This paper examines the legislative impact of committee review in Canadian provinces. Traditionally, legislation in Westminster systems has been scrutinized by a Committee of the Whole House. Today, four of Canada's ten provinces have moved this committee stage into the separate committee system. The British House of Commons and Canada's Federal Parliament have also made similar reforms. These reforms consistently received cross-party support, as reformers believed that the changes would both increase efficiency and also create more legislative influence for committees. I test for these effects by measuring both the ability of committees to amend legislation and the efficiency of the legislative process in Canada's provinces from 1983 to 2013. Results show that while legislation is amended more frequently when reviewed in the committee system, there are no measurable gains in efficiency. This finding has important implications for questions about legislative-executive balance and the effects of institutional reform in Westminster-style parliaments.

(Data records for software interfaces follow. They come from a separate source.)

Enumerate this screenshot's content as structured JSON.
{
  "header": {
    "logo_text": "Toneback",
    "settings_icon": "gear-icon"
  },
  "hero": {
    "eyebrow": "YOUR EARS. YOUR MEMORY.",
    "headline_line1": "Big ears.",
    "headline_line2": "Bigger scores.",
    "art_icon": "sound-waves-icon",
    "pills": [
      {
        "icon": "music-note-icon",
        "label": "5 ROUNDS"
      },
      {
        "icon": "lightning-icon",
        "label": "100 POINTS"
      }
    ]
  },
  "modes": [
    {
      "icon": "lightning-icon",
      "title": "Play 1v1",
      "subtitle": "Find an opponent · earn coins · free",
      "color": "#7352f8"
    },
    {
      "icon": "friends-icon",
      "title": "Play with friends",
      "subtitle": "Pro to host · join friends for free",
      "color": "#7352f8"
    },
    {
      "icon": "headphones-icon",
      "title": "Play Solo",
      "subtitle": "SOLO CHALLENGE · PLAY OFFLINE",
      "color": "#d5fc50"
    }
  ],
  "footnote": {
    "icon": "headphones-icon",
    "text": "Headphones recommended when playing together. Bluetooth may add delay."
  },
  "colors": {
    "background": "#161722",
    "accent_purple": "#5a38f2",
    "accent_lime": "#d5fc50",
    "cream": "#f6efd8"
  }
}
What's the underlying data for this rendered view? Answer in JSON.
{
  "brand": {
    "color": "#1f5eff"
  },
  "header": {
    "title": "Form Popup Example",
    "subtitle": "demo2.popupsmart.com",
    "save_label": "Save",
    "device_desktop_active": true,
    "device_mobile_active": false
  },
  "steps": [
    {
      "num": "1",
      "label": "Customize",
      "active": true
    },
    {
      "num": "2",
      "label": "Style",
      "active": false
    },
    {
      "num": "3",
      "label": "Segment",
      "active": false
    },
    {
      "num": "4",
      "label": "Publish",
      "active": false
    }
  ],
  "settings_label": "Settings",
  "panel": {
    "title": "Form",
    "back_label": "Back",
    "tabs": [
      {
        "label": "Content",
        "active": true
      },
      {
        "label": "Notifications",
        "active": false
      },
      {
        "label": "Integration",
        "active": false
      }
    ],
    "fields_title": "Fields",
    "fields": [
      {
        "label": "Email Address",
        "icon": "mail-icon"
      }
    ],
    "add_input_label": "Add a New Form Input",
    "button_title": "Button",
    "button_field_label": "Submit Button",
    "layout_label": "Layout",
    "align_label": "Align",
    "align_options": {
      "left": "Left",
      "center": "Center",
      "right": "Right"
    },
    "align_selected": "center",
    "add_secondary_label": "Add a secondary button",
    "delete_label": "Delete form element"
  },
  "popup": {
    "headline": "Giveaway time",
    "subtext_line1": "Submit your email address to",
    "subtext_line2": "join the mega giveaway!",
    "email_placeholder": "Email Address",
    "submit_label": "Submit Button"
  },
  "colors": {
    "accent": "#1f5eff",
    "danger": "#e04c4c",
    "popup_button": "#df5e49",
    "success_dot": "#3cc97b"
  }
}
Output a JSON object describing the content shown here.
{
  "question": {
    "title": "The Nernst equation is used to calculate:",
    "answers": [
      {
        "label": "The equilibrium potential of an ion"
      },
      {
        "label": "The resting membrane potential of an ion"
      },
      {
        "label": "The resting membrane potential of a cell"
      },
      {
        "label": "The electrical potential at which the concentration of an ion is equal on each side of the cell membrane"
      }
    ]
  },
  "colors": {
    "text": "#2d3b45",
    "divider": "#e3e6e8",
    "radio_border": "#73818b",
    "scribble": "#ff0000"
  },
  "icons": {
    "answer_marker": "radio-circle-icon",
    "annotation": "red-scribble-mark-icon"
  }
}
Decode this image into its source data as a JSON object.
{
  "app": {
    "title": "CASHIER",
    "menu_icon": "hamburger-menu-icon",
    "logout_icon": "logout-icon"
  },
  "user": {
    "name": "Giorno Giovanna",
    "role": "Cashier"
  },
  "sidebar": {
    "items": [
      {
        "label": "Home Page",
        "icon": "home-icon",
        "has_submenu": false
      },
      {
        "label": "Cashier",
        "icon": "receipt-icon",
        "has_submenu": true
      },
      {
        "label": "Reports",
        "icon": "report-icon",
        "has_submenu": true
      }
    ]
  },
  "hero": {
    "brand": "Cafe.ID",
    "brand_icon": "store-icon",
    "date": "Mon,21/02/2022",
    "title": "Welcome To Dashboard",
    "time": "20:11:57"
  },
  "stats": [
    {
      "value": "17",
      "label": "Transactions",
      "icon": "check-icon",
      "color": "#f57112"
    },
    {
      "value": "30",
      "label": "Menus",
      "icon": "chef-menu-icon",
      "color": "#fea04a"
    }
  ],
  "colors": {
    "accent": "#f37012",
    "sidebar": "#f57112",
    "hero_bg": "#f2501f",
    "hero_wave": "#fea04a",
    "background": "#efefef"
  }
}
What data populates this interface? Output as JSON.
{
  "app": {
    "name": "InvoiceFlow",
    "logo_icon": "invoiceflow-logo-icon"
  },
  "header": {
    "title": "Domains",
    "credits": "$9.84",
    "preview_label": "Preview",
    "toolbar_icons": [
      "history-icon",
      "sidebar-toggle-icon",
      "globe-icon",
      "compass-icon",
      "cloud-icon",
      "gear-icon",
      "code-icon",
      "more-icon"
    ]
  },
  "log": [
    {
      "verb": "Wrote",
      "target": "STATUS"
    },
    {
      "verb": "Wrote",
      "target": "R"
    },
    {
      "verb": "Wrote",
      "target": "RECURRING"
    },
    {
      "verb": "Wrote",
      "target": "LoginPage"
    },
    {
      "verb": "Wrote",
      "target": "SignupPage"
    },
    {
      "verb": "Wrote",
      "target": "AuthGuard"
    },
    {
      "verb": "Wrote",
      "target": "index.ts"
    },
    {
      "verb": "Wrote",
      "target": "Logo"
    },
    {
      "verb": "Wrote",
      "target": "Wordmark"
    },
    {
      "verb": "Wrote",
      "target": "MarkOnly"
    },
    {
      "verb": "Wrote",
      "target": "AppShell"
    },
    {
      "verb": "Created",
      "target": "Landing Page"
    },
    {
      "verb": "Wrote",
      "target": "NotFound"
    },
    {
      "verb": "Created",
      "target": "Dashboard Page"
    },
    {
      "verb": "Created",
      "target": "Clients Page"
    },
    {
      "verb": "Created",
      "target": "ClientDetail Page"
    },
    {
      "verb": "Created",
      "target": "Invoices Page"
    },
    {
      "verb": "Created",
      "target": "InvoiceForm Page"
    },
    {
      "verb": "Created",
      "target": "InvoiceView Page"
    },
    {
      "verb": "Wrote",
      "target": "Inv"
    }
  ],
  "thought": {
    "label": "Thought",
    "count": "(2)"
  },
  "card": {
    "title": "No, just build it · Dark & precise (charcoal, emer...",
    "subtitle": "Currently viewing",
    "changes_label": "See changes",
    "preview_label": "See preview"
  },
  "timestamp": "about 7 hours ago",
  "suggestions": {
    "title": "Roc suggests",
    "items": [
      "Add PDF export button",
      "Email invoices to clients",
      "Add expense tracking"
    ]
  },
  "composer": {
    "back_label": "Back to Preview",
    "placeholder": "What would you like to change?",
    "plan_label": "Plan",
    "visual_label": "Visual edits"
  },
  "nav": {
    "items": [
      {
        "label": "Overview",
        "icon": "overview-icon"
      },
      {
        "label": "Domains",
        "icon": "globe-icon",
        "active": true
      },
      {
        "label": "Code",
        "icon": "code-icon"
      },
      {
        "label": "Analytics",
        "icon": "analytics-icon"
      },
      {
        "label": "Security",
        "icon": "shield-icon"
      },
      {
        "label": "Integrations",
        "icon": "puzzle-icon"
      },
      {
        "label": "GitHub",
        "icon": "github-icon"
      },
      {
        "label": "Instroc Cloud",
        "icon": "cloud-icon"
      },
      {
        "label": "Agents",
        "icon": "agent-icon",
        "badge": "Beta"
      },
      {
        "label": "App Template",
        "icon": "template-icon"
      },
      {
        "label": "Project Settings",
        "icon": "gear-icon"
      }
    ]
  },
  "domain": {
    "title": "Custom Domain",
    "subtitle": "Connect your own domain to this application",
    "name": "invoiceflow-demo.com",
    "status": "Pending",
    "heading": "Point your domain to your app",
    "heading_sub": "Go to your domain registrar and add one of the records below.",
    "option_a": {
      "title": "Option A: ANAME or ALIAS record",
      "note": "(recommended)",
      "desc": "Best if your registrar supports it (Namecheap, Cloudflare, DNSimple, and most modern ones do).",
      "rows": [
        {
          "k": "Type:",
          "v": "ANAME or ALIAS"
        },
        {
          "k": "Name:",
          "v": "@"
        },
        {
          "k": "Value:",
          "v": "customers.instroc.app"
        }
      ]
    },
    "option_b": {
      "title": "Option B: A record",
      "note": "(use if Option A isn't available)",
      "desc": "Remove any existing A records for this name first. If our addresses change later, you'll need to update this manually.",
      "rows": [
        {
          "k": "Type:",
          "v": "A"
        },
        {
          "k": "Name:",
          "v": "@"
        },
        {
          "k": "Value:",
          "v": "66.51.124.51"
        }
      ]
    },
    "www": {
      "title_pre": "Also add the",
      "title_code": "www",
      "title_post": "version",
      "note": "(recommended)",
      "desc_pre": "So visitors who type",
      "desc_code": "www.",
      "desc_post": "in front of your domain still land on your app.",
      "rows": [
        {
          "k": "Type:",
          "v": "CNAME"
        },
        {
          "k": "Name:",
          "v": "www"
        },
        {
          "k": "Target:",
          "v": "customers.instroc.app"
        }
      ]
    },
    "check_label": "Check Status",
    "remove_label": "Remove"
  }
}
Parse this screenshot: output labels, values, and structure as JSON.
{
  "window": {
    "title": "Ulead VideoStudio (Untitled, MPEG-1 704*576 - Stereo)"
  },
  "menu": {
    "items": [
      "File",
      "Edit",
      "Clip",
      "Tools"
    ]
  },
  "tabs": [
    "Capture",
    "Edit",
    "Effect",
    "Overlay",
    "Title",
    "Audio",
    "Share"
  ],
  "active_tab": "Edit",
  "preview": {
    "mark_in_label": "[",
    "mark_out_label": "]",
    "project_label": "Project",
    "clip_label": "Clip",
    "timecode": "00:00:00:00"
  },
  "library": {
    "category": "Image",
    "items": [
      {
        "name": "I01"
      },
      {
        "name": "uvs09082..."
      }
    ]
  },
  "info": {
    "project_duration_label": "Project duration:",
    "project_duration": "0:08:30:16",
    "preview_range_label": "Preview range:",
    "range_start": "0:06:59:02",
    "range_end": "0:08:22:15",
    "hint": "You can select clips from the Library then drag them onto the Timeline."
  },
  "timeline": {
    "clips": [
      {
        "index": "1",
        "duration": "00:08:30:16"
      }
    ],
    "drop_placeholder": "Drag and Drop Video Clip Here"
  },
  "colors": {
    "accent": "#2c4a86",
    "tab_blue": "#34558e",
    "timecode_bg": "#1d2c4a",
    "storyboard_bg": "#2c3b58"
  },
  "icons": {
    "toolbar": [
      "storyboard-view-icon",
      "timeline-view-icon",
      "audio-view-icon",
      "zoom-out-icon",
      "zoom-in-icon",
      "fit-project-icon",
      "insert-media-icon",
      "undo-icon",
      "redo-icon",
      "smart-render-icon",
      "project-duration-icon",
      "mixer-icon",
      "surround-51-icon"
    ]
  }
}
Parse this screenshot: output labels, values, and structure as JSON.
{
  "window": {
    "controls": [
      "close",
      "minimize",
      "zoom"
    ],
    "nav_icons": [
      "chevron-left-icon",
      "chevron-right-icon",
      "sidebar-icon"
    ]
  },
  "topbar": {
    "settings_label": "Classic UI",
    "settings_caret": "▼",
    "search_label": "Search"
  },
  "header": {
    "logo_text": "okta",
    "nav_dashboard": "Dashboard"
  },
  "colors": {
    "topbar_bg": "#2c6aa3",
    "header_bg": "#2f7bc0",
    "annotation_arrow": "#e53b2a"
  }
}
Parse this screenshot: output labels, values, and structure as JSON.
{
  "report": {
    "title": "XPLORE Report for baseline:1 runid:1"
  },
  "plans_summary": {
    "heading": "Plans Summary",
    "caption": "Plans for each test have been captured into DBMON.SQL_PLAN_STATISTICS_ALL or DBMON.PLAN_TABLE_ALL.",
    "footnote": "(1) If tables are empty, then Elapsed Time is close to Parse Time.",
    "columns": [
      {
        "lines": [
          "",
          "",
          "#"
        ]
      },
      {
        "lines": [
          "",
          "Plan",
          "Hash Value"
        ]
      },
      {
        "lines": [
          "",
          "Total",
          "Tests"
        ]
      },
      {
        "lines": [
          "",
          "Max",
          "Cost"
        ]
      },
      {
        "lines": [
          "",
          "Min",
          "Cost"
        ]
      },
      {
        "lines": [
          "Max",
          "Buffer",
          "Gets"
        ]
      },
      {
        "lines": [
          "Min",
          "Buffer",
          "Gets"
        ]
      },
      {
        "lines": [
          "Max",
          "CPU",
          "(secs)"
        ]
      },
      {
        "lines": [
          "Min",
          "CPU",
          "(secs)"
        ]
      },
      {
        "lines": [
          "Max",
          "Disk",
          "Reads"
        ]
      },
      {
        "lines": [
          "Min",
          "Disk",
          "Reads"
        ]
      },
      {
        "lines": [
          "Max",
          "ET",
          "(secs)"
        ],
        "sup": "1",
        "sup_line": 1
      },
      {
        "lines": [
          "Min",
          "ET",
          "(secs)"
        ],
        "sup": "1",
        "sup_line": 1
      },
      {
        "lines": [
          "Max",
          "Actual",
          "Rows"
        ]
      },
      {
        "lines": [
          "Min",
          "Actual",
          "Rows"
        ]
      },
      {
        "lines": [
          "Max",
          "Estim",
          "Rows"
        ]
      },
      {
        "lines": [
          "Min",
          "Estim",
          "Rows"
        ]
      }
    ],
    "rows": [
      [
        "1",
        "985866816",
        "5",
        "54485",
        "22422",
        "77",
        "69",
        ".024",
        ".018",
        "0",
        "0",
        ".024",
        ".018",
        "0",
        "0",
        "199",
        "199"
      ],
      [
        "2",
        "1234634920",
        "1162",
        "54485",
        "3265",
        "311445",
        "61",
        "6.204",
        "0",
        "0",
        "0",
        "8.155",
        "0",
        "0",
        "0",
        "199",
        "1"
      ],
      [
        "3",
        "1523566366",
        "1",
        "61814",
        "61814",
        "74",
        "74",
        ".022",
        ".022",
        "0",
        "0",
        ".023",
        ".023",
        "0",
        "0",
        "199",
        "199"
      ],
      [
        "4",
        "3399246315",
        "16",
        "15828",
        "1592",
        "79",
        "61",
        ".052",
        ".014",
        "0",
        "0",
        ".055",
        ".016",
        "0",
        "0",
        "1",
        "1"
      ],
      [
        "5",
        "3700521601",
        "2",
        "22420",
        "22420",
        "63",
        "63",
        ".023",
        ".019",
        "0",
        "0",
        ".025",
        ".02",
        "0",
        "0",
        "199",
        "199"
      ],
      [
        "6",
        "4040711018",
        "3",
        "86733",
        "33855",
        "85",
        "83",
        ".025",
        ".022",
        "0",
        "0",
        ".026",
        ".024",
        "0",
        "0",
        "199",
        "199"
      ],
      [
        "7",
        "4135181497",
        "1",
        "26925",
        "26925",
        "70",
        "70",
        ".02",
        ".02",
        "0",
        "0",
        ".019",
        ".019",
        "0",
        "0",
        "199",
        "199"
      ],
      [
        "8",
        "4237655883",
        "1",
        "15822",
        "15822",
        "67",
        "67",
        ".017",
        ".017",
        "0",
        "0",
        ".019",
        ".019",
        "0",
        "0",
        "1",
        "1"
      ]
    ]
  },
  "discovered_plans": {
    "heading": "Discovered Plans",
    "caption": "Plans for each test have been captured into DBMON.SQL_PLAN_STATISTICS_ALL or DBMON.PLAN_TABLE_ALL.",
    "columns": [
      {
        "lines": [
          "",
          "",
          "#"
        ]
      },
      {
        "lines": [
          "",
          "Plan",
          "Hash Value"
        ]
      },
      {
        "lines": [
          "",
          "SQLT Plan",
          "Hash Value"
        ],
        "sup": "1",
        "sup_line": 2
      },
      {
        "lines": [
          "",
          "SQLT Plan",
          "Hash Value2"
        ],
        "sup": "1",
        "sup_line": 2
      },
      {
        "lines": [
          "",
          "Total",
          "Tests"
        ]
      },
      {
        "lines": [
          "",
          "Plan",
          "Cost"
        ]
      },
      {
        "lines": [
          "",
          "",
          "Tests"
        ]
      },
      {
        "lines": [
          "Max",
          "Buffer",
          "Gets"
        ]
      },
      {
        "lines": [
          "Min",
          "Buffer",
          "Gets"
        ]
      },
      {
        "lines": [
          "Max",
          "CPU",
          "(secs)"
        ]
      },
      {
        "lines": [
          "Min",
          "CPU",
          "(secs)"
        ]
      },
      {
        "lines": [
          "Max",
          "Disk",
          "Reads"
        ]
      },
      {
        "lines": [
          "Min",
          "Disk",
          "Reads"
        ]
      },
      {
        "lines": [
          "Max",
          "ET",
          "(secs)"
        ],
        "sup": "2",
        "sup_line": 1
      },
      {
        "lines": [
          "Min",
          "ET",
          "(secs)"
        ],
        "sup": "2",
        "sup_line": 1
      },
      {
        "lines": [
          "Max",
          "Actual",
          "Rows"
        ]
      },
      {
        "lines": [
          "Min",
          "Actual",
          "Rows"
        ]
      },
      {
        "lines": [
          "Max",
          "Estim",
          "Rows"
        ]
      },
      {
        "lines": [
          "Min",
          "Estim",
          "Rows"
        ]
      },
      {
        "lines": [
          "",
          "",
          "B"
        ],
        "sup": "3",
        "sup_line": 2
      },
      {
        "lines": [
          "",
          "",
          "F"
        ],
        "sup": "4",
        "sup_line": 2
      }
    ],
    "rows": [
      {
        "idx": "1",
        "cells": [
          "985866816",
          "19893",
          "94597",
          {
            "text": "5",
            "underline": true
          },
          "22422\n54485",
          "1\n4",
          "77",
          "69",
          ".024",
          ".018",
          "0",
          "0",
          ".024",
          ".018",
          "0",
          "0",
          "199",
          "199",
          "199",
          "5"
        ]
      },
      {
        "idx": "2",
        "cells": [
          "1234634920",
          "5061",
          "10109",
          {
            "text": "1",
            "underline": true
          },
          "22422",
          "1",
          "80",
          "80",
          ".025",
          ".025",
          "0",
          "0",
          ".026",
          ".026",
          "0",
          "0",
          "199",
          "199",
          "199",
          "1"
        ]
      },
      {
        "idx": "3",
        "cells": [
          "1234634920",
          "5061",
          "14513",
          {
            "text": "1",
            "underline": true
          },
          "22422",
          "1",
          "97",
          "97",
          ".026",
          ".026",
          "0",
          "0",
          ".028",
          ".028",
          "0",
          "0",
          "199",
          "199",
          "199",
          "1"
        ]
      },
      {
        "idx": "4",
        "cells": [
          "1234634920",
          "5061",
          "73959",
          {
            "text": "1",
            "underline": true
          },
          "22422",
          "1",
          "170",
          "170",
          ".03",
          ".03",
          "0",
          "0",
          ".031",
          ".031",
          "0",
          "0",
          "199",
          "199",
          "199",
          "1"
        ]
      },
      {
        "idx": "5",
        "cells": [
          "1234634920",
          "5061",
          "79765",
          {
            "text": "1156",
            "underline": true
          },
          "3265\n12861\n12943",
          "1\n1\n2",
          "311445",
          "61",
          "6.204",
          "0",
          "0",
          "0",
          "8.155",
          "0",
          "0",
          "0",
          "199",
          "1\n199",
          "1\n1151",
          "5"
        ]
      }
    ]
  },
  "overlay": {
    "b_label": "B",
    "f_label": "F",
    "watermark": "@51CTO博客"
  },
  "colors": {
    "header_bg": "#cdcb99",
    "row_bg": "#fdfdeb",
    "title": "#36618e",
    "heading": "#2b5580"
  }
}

Elections are traditionally characterized as mechanisms capable of aligning the interests ofrepresentatives with those of voters. The absence of elections for the Canadian Senate has drawncriticism precisely because there is no mechanism to ensure the accountability of senators to theelectorate. That said, the constant requirement incumbent on MPs to respond to one’sconstituents has positive and negative implications, as does senators’ freedom from theconstraints of re-election. In this paper, I show how MPs and senators operate under differentconventions of party discipline and have a propensity to advance different types of privatemembers’ bills. In the Commons, the drive for re-election and the demands of party disciplinemotivate MPs to advance locally or regionally focused policy. In contrast, the absence ofelections and greater independence from party allows senators to view policy through a morepan-Canadian lens than MPs. Thus, my data casts the absence of elections in a more optimisticlight, showing that freedom from the constraints of re-election actually allows senators to serveas valuable complements to MPs. The necessities of modem democracy dictates that the peoplemust have a hand in choosing who represents them, yet shifting to an elected Senate may notaccord with the collective needs of the country.